(Exercise inputs)
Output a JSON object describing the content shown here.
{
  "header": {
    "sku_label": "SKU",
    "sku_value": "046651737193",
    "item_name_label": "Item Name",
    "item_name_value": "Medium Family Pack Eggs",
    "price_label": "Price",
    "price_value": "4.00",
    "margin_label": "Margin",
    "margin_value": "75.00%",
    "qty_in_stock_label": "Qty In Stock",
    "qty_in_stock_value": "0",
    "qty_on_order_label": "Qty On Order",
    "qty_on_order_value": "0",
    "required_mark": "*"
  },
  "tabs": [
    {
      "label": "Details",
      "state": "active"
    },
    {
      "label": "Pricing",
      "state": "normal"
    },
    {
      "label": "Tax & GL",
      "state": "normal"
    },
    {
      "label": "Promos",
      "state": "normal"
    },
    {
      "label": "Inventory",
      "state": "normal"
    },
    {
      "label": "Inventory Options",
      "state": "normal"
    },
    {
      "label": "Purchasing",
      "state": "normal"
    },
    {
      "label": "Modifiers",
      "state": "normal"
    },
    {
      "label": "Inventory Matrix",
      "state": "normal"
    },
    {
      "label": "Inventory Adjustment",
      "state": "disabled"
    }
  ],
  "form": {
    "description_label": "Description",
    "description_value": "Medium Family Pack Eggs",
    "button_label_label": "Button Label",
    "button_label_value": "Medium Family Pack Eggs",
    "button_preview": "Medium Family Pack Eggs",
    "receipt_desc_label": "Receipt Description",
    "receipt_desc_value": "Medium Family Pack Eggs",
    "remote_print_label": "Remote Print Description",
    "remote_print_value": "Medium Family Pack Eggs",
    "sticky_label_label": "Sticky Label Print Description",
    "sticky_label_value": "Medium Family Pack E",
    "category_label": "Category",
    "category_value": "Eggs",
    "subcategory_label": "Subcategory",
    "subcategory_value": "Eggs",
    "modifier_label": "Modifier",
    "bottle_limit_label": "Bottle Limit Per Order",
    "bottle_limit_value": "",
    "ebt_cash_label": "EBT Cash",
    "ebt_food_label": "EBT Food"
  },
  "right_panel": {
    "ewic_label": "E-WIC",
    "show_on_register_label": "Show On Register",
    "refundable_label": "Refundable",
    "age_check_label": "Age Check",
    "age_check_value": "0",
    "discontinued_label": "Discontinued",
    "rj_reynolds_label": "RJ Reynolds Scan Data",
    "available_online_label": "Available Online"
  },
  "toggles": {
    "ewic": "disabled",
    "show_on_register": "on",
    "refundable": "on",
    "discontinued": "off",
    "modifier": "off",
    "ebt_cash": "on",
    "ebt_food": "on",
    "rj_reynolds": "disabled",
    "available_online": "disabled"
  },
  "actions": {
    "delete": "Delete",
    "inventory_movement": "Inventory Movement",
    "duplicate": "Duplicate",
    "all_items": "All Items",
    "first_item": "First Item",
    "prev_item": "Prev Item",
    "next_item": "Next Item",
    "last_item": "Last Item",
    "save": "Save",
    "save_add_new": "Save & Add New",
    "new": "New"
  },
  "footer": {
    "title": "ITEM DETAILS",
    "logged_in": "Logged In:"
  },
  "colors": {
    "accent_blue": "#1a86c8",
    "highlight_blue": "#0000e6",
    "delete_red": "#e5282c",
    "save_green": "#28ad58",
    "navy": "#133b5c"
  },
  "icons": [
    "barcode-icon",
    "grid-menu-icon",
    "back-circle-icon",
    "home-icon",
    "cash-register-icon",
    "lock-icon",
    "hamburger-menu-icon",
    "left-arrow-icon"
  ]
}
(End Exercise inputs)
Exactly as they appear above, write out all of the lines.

■ **The answer**:
Output a JSON object describing the content shown here.
{
  "header": {
    "sku_label": "SKU",
    "sku_value": "046651737193",
    "item_name_label": "Item Name",
    "item_name_value": "Medium Family Pack Eggs",
    "price_label": "Price",
    "price_value": "4.00",
    "margin_label": "Margin",
    "margin_value": "75.00%",
    "qty_in_stock_label": "Qty In Stock",
    "qty_in_stock_value": "0",
    "qty_on_order_label": "Qty On Order",
    "qty_on_order_value": "0",
    "required_mark": "*"
  },
  "tabs": [
    {
      "label": "Details",
      "state": "active"
    },
    {
      "label": "Pricing",
      "state": "normal"
    },
    {
      "label": "Tax & GL",
      "state": "normal"
    },
    {
      "label": "Promos",
      "state": "normal"
    },
    {
      "label": "Inventory",
      "state": "normal"
    },
    {
      "label": "Inventory Options",
      "state": "normal"
    },
    {
      "label": "Purchasing",
      "state": "normal"
    },
    {
      "label": "Modifiers",
      "state": "normal"
    },
    {
      "label": "Inventory Matrix",
      "state": "normal"
    },
    {
      "label": "Inventory Adjustment",
      "state": "disabled"
    }
  ],
  "form": {
    "description_label": "Description",
    "description_value": "Medium Family Pack Eggs",
    "button_label_label": "Button Label",
    "button_label_value": "Medium Family Pack Eggs",
    "button_preview": "Medium Family Pack Eggs",
    "receipt_desc_label": "Receipt Description",
    "receipt_desc_value": "Medium Family Pack Eggs",
    "remote_print_label": "Remote Print Description",
    "remote_print_value": "Medium Family Pack Eggs",
    "sticky_label_label": "Sticky Label Print Description",
    "sticky_label_value": "Medium Family Pack E",
    "category_label": "Category",
    "category_value": "Eggs",
    "subcategory_label": "Subcategory",
    "subcategory_value": "Eggs",
    "modifier_label": "Modifier",
    "bottle_limit_label": "Bottle Limit Per Order",
    "bottle_limit_value": "",
    "ebt_cash_label": "EBT Cash",
    "ebt_food_label": "EBT Food"
  },
  "right_panel": {
    "ewic_label": "E-WIC",
    "show_on_register_label": "Show On Register",
    "refundable_label": "Refundable",
    "age_check_label": "Age Check",
    "age_check_value": "0",
    "discontinued_label": "Discontinued",
    "rj_reynolds_label": "RJ Reynolds Scan Data",
    "available_online_label": "Available Online"
  },
  "toggles": {
    "ewic": "disabled",
    "show_on_register": "on",
    "refundable": "on",
    "discontinued": "off",
    "modifier": "off",
    "ebt_cash": "on",
    "ebt_food": "on",
    "rj_reynolds": "disabled",
    "available_online": "disabled"
  },
  "actions": {
    "delete": "Delete",
    "inventory_movement": "Inventory Movement",
    "duplicate": "Duplicate",
    "all_items": "All Items",
    "first_item": "First Item",
    "prev_item": "Prev Item",
    "next_item": "Next Item",
    "last_item": "Last Item",
    "save": "Save",
    "save_add_new": "Save & Add New",
    "new": "New"
  },
  "footer": {
    "title": "ITEM DETAILS",
    "logged_in": "Logged In:"
  },
  "colors": {
    "accent_blue": "#1a86c8",
    "highlight_blue": "#0000e6",
    "delete_red": "#e5282c",
    "save_green": "#28ad58",
    "navy": "#133b5c"
  },
  "icons": [
    "barcode-icon",
    "grid-menu-icon",
    "back-circle-icon",
    "home-icon",
    "cash-register-icon",
    "lock-icon",
    "hamburger-menu-icon",
    "left-arrow-icon"
  ]
}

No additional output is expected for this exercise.